Clack died this afternoon, somewhere in the commotion between the end of naptime and Kevin’s next salinity check. Clack fell (drifted?) down to the sand, and we notice the snail and crab commotion before we notice a clownfish missing. A horrible joke, but we said that Clack’s last gift was to die in easy range of a net instead of wedged under or inside a rock like a certain gramma we still remember… He looked hopelessly wrong scooped out of the tank in a plastic cup – a fish who should be swimming. Clack was fast (especially the few times I had to scoop him out of the tank, to move), bright, food-motivated, and a treat to know. She laid many, many sets of eggs. Click and Clack were captive bred and seemed mostly unaware of appropriate hosting spots (we weren’t the anemone type), choosing at different times the plexiglass, the PVC pipe, and the cleaning magnet, but also xenia, the leather, and bare rock. Clack laid the eggs, and Click fertilized them. They spent a long time back and forth competing for the right to be female before Clack ultimately won — first one slightly bigger, then the other, before settling into their roles. They survived our fish-keeping learning curve as well as the 2006 windstorm, a move to a new house, a move to a fancier tank, and countless vacations that we took to visit family and friends, leaving them with friends and neighbors roped into the role of “fish person”.
We will miss Clack, the tank is missing a major character. I checked, Click was swimming in their sleeping spot, solo. 🙁
We’re watching Clack closely today. He (or rather She, after twelve years you would think I would have finally come around to hermaphroditic clown fish, but habits die hard)… he has gotten very pale and skinny, and has a white film covering the back of his head.
We’re lowering the salinity in case it’s just an infection that he can still fight off. He’s still swimming like his normal self, but isn’t eating, which doesn’t bode well.
We brought them home January, 10, 2005 (when Sharon was here to visit!) and eleven years seems like a long life for a small fish, but I’m still hopeful Clack will pull through.
(Ollie was on the other side of the tank, hanging out under the big branching coral, but this is most of the gang.)
PS. As I type this at the brown table, I’m keeping an eye on the tank on my left, and watching it snow softly on my right. Beautiful. It’s been flurrying for the last hour, and then switched to real flakes a few minutes ago. I’ve been wishing and wishing for snow – we had one snowstorm in November 2014 and not a flake since, and I’ve missed it. Even if it doesn’t end up sticking, let alone turning the world all white, to get a snowy afternoon while I can sit with my coffee and watch it so quietly is a treat.
Kevin got a slew of new corals (mostly zoos! yay!) that are settling into their new home, and it’s a great excuse for a tank photo shoot. The unfortunate rejoinder to all these posts are “…and xenia!” which are doing their level best to take over the tank, wretched things, in spite of me tweezing them out as fast as I can.

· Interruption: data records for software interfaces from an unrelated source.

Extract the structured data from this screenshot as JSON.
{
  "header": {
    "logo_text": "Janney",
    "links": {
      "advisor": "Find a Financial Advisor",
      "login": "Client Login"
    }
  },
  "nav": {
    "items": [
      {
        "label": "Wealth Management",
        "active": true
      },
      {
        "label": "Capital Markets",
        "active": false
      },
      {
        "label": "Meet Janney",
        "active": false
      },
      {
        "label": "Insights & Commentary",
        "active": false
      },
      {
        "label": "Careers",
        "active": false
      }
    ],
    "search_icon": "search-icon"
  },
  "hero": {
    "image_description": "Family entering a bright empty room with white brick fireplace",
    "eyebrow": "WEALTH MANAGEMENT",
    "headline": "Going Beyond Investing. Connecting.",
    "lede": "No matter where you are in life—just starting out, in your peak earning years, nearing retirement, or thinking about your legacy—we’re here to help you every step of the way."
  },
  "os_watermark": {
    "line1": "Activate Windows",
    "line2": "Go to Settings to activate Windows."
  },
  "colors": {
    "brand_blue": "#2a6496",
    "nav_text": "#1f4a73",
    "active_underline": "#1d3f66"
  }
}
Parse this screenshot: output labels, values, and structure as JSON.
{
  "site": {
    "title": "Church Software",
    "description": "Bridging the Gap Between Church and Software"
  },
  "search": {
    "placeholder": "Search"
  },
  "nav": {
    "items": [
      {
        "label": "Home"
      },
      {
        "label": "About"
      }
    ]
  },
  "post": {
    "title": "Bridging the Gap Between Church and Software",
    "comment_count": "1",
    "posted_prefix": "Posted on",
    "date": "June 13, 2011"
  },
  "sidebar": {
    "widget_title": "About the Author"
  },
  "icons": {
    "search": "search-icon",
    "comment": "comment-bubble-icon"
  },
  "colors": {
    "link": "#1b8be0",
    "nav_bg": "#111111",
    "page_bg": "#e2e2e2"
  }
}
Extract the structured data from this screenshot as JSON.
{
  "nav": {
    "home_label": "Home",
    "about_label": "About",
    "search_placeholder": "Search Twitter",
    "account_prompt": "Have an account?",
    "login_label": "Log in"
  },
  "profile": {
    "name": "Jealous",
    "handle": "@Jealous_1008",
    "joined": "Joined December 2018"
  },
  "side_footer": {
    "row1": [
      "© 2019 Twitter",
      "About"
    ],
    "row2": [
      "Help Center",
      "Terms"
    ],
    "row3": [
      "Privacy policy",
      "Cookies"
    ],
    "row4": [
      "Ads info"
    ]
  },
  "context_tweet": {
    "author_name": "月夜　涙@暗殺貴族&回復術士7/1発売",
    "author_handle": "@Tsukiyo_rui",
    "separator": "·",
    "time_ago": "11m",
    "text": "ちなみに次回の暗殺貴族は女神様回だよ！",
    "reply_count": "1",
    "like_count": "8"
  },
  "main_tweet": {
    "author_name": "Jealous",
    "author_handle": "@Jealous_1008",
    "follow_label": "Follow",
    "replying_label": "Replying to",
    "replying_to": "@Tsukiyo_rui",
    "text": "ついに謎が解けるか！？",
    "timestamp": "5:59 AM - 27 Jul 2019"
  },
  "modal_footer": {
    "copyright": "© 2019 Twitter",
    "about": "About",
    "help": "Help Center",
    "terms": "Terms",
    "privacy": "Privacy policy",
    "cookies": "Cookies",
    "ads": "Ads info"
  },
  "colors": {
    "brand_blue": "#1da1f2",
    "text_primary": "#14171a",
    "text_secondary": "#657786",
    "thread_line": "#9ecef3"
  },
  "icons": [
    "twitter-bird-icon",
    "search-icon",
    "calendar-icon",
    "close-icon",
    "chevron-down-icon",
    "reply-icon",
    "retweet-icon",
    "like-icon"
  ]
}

First, something that isn’t a purchase at all — some Christmas tree fans that appeared out of nowhere. They’re teeny, maybe 1/3 of an inch tall, and spiraling into a tree shape. I love them.
And many corals, mostly acropora and montipora (both branching and plates).
Hello, Ollie, party crashing and hoping for Nori.
Hello, Ollie, again, staring me down from inside the rock.
This kind of coral is called a “bird’s nest” — delicate but lovely.
Kevin called me into the fish room with an urgent voice – he had the Crab terrible trapped and needed me to assist in the capture. So I did, with Henry and Claire watching avidly (amazing the things you carry off as a parent that you would never do without an audience).